A Big Marketing Campaign made of ‘Little Surprises’
Whilst catching up with all the latest news and views from the Direct Marketing Association (a must read), I came across a fascinating article about the Lidl supermarket’s #LidlSurprises marketing campaign.
Now, I have been aware of the campaign as I have seen the TV adverts, but the article alerted me to how well-crafted their campaign is and why it works so well. The full article can be read by clicking HERE
Pushing all the buttons
If you are not already in the know, the campaign is built around ‘#LidlSurprises’. The premise being that people are often ‘quite surprised’ by the quality, range and affordability of their products. The hashtag appears on the header of the website and the website also shows tweets from customers who have referenced #LidlSurprises. Lidl have their own YouTube channel where you can see their TV Ads, amongst other things – all showing genuine people being genuinely surprised when they find out where the delicious morsel they have just sampled came from. Their in-store Ad banners are the aforementioned tweets from customers extolling their virtues. Their Twitter and Facebook links on the website home page show the latest activity but don’t distract the reader (Lidl has 955,122 followers on Facebook – How’s that for the inference; ‘nearly a million Britons already know our secret?!).
Counting the success
It really is a brilliantly conceived campaign – and one that, in principle, all businesses can apply to themselves.
Yes I know that Lidl invested a whopping £20m into implementing the campaign. However, no matter what the size of your marketing budget, the theories, if not the spend can be applied.
So here’s how they did it…..
Customer engagement – Lidl effectively used Social Media as a way to start a conversation with their customers. No one-way sales messages here; they have started a dialogue with their fan-base and used it to leverage new customers. A salient lesson in talking to your current customers regularly about what their needs are.

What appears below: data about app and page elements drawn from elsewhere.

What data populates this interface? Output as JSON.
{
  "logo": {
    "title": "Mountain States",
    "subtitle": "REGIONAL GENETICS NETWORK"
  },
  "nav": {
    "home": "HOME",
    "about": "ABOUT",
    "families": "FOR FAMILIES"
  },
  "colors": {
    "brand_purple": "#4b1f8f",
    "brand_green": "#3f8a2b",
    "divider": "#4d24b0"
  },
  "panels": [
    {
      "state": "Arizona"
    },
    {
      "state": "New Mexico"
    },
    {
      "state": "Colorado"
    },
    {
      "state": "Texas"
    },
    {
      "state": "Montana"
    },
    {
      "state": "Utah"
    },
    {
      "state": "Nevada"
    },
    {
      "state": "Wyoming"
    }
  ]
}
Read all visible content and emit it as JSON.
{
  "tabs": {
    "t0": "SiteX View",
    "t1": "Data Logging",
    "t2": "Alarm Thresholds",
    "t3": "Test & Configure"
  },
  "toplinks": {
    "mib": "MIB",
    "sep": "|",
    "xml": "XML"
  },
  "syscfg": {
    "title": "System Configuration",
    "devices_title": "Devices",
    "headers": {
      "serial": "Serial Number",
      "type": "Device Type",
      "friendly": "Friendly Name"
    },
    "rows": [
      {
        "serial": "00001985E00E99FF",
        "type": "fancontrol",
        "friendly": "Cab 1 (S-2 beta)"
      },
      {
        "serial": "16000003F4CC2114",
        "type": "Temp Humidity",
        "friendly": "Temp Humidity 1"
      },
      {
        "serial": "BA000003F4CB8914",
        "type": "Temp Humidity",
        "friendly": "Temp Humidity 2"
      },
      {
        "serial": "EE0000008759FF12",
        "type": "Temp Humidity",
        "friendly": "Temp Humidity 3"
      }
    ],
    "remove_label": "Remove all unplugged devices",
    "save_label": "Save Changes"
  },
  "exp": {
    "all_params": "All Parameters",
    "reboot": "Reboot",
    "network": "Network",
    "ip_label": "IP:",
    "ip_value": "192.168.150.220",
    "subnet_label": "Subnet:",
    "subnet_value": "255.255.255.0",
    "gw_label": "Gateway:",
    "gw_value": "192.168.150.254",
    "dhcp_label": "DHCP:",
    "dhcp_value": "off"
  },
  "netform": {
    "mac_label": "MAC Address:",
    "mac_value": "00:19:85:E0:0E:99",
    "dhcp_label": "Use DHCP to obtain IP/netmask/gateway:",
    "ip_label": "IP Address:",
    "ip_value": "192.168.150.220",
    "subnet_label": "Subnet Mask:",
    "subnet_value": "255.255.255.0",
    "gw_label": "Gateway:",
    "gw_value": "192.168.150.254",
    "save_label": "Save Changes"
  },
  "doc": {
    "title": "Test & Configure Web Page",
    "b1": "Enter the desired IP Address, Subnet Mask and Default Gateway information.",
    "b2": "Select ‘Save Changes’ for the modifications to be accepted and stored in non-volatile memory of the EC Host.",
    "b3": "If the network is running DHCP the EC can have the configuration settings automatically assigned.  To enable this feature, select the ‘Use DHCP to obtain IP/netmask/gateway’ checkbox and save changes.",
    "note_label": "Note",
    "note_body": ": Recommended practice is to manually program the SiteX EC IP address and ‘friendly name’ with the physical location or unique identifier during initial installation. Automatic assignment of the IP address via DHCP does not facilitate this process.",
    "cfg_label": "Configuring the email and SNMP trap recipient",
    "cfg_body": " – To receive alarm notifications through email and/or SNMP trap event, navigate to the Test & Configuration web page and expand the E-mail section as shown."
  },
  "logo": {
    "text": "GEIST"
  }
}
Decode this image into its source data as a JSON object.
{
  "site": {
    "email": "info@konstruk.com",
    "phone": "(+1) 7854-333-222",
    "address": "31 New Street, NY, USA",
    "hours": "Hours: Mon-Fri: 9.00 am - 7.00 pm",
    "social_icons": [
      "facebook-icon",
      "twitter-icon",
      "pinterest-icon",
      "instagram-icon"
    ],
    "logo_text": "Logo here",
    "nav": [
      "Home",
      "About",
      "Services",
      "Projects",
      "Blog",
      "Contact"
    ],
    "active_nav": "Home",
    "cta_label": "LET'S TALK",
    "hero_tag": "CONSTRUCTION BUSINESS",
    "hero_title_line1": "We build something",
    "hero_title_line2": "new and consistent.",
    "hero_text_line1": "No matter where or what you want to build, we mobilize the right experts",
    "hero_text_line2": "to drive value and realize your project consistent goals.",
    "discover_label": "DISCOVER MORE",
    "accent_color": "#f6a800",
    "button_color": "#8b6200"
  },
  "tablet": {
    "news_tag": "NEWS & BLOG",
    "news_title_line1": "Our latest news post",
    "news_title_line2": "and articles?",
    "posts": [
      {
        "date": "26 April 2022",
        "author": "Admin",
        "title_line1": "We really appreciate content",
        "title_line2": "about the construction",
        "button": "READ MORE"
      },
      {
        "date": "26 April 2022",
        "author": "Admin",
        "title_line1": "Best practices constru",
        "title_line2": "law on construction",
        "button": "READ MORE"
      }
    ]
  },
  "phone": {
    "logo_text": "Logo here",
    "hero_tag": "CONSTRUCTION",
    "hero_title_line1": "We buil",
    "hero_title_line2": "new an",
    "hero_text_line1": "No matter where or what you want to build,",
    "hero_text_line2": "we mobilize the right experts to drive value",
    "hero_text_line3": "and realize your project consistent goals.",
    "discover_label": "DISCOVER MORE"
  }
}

Tackling objections – Lidl have been listening to the main objections about buying their products and found the perfect way to overcome those objections, using and answering the very words of their detractors. It’s a technique that has worked before and Lidl have done it superbly. It’s so important to listen to objections – even something as simple as instating ‘free delivery’ could overcome objections to your brand, increase volume sales and make you more attractive than your nearest competitors.
That’s not an Ad, it’s a testimonial – although those testimonials that you can see on the boards around the stores are in fact Adverts for their products. Neat. And as it’s not just a stuffed shirt blowing their own trumpet (put that down Steve), it’s real words from real people – worth their weight in Gold
Joined-up thinking – Lidl has made an instantly recognisable marketing campaign across the whole of the brand. #LidlSurprises is central to all their marketing communications – it carries across its stores, website and all social media channels. Often, as smaller companies, the marketing message can be a bit piecemeal, depending on the platform. Using a hook to hang the whole of your marketing campaign on makes your marketing message clearer to follow and easier to understand.
All these theories aren’t only possible for big business – find the clarity in your message, overcome objections, make it easy for your customers to engage with you and listen to them.
All good stuff from the hitherto ‘poor cousin’ in the supermarket wars. Just goes to prove that size isn’t everything if you’re wily and quick on your feet.
I’d love to say ‘Every Lidl helps’, but I think I’ve used that gag before!